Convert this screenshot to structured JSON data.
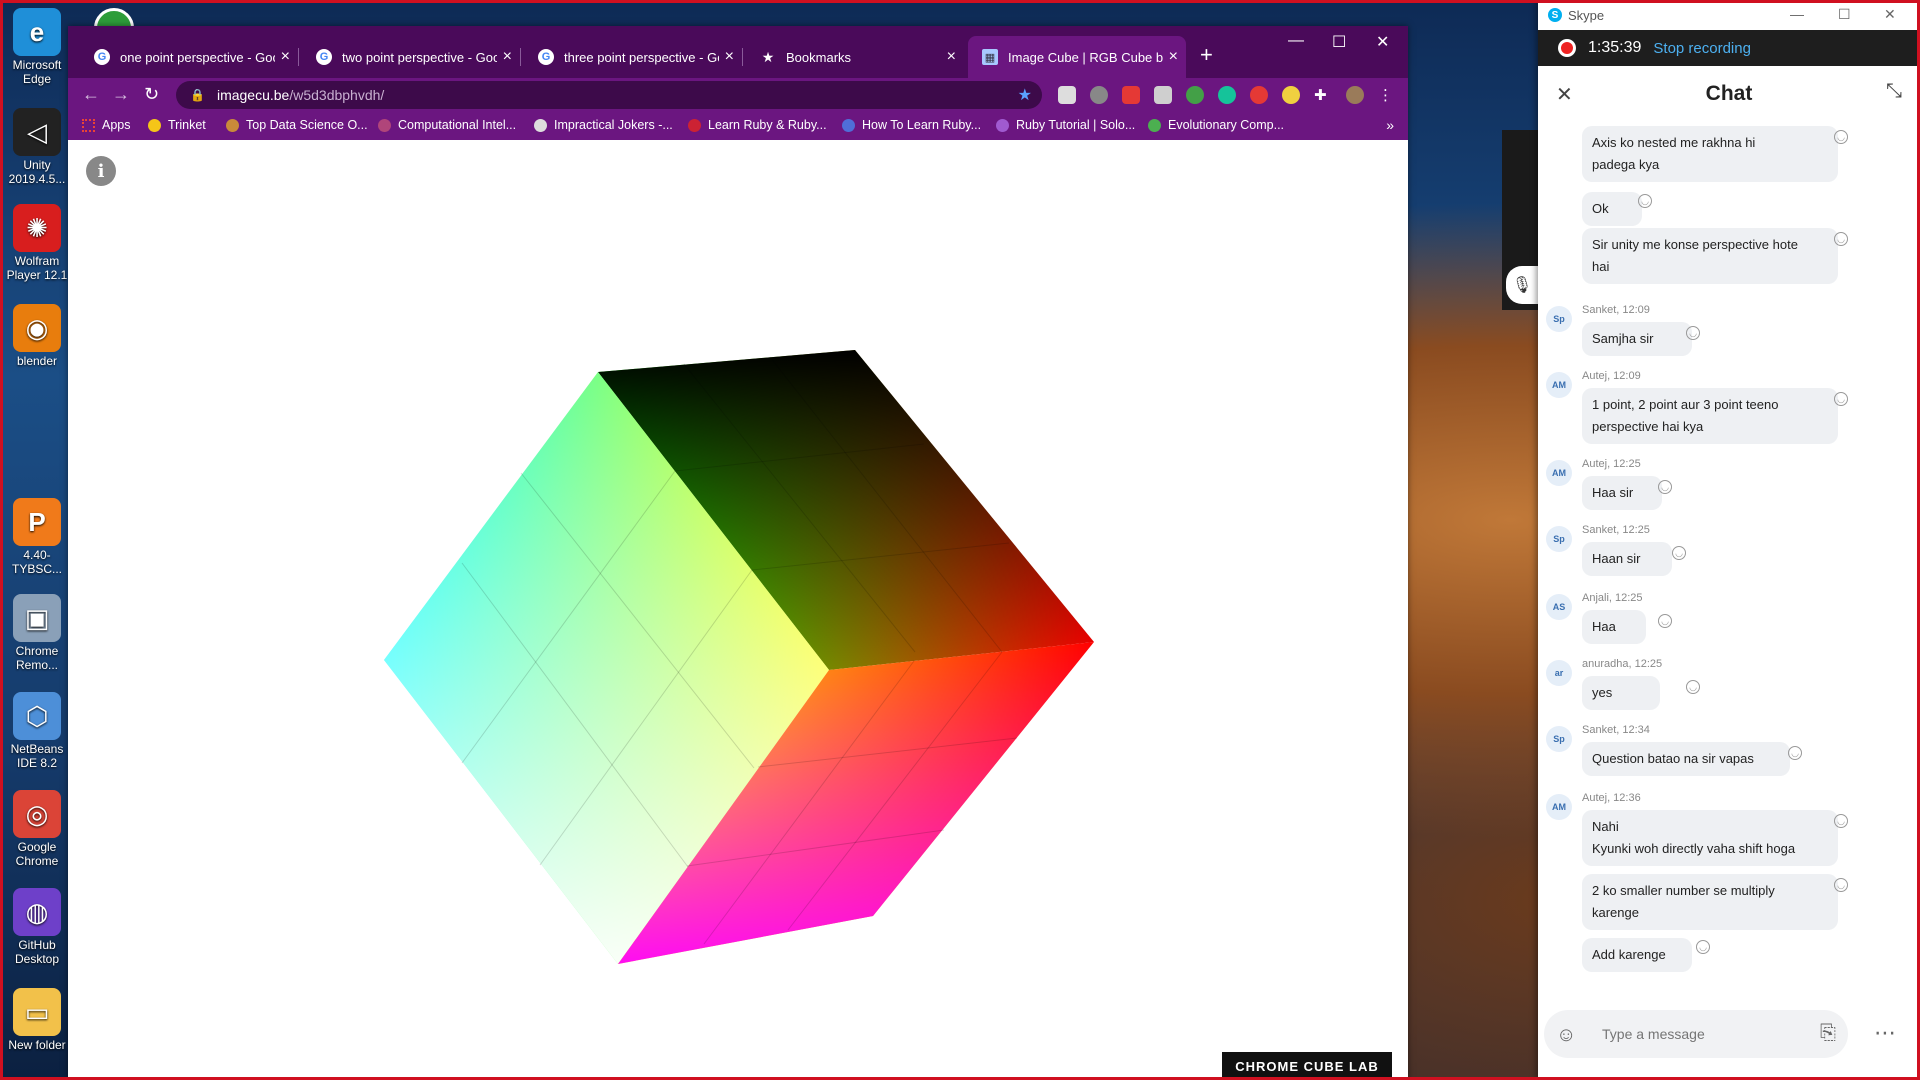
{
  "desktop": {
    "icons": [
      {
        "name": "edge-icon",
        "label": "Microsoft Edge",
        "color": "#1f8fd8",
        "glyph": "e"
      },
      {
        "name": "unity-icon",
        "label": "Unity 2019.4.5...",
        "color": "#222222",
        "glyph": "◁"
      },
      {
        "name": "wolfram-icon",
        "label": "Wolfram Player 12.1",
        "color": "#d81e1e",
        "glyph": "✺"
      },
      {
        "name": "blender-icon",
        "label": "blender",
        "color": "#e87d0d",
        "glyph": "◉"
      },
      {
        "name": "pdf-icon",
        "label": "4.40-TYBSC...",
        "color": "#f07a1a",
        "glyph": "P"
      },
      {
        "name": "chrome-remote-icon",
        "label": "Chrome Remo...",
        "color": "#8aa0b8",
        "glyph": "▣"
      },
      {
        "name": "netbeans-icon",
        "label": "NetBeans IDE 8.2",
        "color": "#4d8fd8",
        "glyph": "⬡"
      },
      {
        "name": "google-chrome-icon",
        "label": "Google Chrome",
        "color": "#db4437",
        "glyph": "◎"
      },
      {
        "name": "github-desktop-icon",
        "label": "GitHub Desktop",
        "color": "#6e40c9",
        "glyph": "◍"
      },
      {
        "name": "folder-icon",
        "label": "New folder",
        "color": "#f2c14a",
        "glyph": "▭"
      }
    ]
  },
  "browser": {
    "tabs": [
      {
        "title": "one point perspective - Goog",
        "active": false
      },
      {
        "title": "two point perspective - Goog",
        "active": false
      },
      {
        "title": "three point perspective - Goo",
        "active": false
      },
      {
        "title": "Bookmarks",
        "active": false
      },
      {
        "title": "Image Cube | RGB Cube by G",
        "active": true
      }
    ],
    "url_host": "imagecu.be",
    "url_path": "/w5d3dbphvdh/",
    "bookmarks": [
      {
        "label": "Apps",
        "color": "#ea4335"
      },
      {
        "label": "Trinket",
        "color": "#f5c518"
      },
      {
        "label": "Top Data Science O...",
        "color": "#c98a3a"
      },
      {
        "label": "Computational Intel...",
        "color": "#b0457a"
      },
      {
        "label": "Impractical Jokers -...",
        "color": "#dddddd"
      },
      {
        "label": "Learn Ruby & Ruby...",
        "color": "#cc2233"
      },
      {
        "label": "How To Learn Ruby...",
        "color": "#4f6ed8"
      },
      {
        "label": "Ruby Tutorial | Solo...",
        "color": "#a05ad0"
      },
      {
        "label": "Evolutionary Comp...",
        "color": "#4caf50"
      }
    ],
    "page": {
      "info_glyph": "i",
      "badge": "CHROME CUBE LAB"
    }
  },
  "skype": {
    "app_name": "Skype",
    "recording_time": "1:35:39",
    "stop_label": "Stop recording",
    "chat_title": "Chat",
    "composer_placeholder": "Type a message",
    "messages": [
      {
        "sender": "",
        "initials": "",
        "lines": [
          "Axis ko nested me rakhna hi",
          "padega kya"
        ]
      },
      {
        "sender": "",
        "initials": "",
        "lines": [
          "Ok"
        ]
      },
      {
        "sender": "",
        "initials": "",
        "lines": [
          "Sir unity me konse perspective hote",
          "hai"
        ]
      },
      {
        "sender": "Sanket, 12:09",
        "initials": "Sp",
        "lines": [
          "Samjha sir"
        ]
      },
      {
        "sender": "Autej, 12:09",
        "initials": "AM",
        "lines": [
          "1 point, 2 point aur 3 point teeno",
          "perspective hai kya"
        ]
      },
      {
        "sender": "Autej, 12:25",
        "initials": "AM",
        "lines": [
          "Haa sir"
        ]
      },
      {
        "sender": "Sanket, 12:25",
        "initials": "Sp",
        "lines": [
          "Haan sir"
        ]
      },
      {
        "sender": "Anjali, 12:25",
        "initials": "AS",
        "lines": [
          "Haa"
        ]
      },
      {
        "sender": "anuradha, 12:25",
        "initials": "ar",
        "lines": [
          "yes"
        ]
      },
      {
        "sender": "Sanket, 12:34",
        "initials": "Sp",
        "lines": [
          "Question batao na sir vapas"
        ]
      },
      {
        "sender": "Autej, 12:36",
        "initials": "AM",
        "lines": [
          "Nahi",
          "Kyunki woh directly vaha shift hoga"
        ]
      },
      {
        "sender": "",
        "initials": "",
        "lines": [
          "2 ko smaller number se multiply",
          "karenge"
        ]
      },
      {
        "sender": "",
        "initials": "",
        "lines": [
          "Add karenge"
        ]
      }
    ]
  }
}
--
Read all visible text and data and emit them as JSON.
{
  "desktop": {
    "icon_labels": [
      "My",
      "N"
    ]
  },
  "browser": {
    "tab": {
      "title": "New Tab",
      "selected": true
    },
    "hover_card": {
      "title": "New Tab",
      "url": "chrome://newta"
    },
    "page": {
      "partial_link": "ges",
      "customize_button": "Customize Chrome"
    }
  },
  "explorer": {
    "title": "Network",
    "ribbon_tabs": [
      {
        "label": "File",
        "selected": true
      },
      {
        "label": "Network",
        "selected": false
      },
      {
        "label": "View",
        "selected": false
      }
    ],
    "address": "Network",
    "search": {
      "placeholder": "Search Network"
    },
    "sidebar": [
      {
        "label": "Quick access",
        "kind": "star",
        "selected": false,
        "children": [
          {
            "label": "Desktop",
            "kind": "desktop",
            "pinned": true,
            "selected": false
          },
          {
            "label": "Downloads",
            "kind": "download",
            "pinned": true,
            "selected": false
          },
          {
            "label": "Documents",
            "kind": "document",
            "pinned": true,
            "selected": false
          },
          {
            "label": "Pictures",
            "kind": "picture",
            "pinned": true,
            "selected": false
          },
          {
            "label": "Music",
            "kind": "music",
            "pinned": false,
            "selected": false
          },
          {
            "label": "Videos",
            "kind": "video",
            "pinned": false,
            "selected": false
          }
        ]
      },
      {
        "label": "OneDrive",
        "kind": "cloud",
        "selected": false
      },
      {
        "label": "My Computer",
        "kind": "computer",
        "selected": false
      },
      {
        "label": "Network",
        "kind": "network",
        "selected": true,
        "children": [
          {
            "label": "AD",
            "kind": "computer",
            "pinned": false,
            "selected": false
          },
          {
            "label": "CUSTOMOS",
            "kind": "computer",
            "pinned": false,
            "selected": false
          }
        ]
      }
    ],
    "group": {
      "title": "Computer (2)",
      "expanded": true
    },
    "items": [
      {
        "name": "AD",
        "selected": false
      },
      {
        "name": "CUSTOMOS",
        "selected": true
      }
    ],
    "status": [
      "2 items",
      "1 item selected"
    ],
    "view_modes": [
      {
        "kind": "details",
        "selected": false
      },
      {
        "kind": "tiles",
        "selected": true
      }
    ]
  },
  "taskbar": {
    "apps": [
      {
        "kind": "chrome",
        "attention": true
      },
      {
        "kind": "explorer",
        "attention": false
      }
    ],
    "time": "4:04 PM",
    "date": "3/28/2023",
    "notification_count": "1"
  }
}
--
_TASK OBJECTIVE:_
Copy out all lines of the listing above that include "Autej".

_RESPONSE TO THE EXERCISE:_
        "sender": "Autej, 12:09",
        "sender": "Autej, 12:25",
        "sender": "Autej, 12:36",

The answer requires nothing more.